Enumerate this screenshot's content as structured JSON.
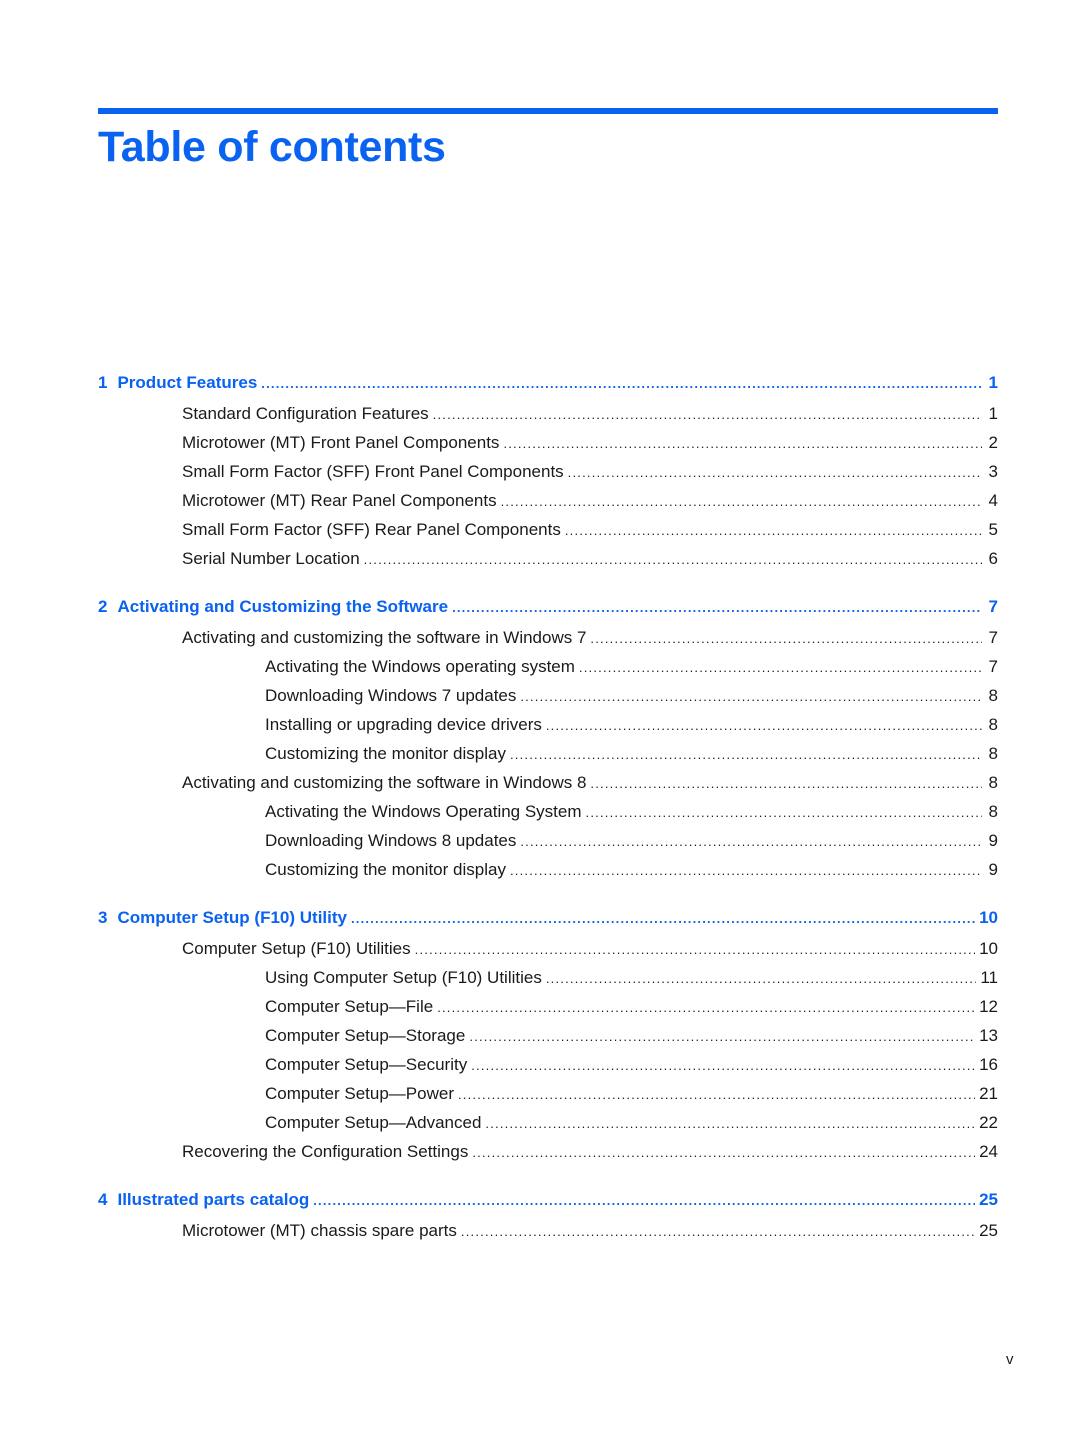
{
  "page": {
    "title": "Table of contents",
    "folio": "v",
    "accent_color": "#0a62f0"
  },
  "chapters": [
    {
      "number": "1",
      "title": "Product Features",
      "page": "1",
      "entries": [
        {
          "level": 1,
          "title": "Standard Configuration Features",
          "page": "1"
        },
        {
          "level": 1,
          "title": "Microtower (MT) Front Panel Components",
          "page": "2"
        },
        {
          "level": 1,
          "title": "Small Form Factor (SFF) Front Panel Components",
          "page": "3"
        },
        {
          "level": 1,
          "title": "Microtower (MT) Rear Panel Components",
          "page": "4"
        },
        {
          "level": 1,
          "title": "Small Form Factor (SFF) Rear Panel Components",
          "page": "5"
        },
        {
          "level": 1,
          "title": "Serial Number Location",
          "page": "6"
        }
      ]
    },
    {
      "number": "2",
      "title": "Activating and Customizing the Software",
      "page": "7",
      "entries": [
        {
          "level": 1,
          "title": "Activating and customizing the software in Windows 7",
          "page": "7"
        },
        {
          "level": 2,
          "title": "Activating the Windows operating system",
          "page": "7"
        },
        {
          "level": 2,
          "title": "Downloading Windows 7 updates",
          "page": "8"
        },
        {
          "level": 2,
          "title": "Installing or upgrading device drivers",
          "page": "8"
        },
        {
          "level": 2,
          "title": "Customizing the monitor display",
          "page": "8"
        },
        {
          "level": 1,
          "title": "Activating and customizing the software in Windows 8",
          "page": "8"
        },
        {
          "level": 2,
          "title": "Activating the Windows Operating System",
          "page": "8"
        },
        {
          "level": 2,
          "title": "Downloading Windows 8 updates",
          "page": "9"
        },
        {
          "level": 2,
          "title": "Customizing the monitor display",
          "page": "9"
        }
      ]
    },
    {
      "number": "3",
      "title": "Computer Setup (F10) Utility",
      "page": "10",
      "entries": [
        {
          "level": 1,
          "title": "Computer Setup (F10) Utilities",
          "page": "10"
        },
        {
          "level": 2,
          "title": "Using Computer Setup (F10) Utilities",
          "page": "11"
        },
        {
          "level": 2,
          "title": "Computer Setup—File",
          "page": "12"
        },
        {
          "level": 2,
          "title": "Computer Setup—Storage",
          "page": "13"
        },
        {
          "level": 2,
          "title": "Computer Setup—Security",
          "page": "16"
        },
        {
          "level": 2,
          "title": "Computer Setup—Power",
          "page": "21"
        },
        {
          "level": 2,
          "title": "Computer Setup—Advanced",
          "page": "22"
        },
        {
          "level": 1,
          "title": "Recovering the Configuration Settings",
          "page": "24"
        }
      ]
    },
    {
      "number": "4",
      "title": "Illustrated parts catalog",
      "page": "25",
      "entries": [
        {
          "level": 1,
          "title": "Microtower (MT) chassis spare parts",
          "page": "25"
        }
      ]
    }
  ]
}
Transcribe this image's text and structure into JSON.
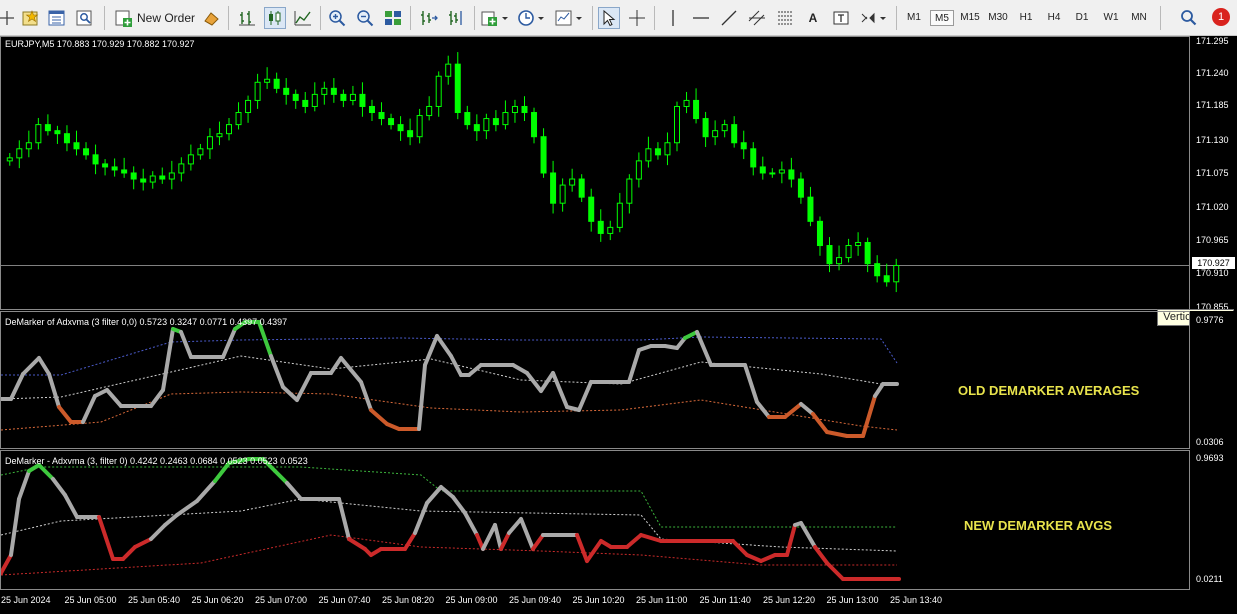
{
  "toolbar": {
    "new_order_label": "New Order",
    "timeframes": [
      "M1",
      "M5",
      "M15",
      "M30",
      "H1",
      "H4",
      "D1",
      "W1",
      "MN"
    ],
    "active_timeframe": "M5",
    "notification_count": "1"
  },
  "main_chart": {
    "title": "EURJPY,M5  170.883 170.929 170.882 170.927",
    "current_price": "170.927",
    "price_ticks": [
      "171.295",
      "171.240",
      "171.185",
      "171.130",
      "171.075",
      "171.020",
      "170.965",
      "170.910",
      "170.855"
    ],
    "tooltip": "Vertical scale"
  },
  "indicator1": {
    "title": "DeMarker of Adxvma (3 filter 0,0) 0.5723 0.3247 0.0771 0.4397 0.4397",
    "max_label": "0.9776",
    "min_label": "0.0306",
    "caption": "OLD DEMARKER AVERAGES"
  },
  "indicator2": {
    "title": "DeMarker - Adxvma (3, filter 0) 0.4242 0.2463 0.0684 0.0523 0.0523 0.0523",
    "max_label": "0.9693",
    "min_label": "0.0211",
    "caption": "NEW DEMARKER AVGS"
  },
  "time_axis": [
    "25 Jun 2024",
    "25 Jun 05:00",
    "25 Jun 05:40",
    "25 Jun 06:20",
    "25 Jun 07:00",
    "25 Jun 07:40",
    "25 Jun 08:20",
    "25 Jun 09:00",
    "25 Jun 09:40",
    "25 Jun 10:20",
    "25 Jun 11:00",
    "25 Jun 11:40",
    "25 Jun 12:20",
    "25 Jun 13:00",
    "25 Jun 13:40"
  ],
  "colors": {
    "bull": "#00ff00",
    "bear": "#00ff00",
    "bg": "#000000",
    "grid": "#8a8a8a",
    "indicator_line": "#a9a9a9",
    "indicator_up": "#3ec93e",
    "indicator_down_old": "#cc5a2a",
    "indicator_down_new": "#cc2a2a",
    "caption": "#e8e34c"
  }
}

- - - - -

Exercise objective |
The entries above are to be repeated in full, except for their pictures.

Written solution |
Enumerate this screenshot's content as structured JSON.
{
  "page": {
    "title": "Table of contents",
    "folio": "v",
    "accent_color": "#0a62f0"
  },
  "chapters": [
    {
      "number": "1",
      "title": "Product Features",
      "page": "1",
      "entries": [
        {
          "level": 1,
          "title": "Standard Configuration Features",
          "page": "1"
        },
        {
          "level": 1,
          "title": "Microtower (MT) Front Panel Components",
          "page": "2"
        },
        {
          "level": 1,
          "title": "Small Form Factor (SFF) Front Panel Components",
          "page": "3"
        },
        {
          "level": 1,
          "title": "Microtower (MT) Rear Panel Components",
          "page": "4"
        },
        {
          "level": 1,
          "title": "Small Form Factor (SFF) Rear Panel Components",
          "page": "5"
        },
        {
          "level": 1,
          "title": "Serial Number Location",
          "page": "6"
        }
      ]
    },
    {
      "number": "2",
      "title": "Activating and Customizing the Software",
      "page": "7",
      "entries": [
        {
          "level": 1,
          "title": "Activating and customizing the software in Windows 7",
          "page": "7"
        },
        {
          "level": 2,
          "title": "Activating the Windows operating system",
          "page": "7"
        },
        {
          "level": 2,
          "title": "Downloading Windows 7 updates",
          "page": "8"
        },
        {
          "level": 2,
          "title": "Installing or upgrading device drivers",
          "page": "8"
        },
        {
          "level": 2,
          "title": "Customizing the monitor display",
          "page": "8"
        },
        {
          "level": 1,
          "title": "Activating and customizing the software in Windows 8",
          "page": "8"
        },
        {
          "level": 2,
          "title": "Activating the Windows Operating System",
          "page": "8"
        },
        {
          "level": 2,
          "title": "Downloading Windows 8 updates",
          "page": "9"
        },
        {
          "level": 2,
          "title": "Customizing the monitor display",
          "page": "9"
        }
      ]
    },
    {
      "number": "3",
      "title": "Computer Setup (F10) Utility",
      "page": "10",
      "entries": [
        {
          "level": 1,
          "title": "Computer Setup (F10) Utilities",
          "page": "10"
        },
        {
          "level": 2,
          "title": "Using Computer Setup (F10) Utilities",
          "page": "11"
        },
        {
          "level": 2,
          "title": "Computer Setup—File",
          "page": "12"
        },
        {
          "level": 2,
          "title": "Computer Setup—Storage",
          "page": "13"
        },
        {
          "level": 2,
          "title": "Computer Setup—Security",
          "page": "16"
        },
        {
          "level": 2,
          "title": "Computer Setup—Power",
          "page": "21"
        },
        {
          "level": 2,
          "title": "Computer Setup—Advanced",
          "page": "22"
        },
        {
          "level": 1,
          "title": "Recovering the Configuration Settings",
          "page": "24"
        }
      ]
    },
    {
      "number": "4",
      "title": "Illustrated parts catalog",
      "page": "25",
      "entries": [
        {
          "level": 1,
          "title": "Microtower (MT) chassis spare parts",
          "page": "25"
        }
      ]
    }
  ]
}
Transcribe this image's text and structure into JSON.
{
  "toolbar": {
    "new_order_label": "New Order",
    "timeframes": [
      "M1",
      "M5",
      "M15",
      "M30",
      "H1",
      "H4",
      "D1",
      "W1",
      "MN"
    ],
    "active_timeframe": "M5",
    "notification_count": "1"
  },
  "main_chart": {
    "title": "EURJPY,M5  170.883 170.929 170.882 170.927",
    "current_price": "170.927",
    "price_ticks": [
      "171.295",
      "171.240",
      "171.185",
      "171.130",
      "171.075",
      "171.020",
      "170.965",
      "170.910",
      "170.855"
    ],
    "tooltip": "Vertical scale"
  },
  "indicator1": {
    "title": "DeMarker of Adxvma (3 filter 0,0) 0.5723 0.3247 0.0771 0.4397 0.4397",
    "max_label": "0.9776",
    "min_label": "0.0306",
    "caption": "OLD DEMARKER AVERAGES"
  },
  "indicator2": {
    "title": "DeMarker - Adxvma (3, filter 0) 0.4242 0.2463 0.0684 0.0523 0.0523 0.0523",
    "max_label": "0.9693",
    "min_label": "0.0211",
    "caption": "NEW DEMARKER AVGS"
  },
  "time_axis": [
    "25 Jun 2024",
    "25 Jun 05:00",
    "25 Jun 05:40",
    "25 Jun 06:20",
    "25 Jun 07:00",
    "25 Jun 07:40",
    "25 Jun 08:20",
    "25 Jun 09:00",
    "25 Jun 09:40",
    "25 Jun 10:20",
    "25 Jun 11:00",
    "25 Jun 11:40",
    "25 Jun 12:20",
    "25 Jun 13:00",
    "25 Jun 13:40"
  ],
  "colors": {
    "bull": "#00ff00",
    "bear": "#00ff00",
    "bg": "#000000",
    "grid": "#8a8a8a",
    "indicator_line": "#a9a9a9",
    "indicator_up": "#3ec93e",
    "indicator_down_old": "#cc5a2a",
    "indicator_down_new": "#cc2a2a",
    "caption": "#e8e34c"
  }
}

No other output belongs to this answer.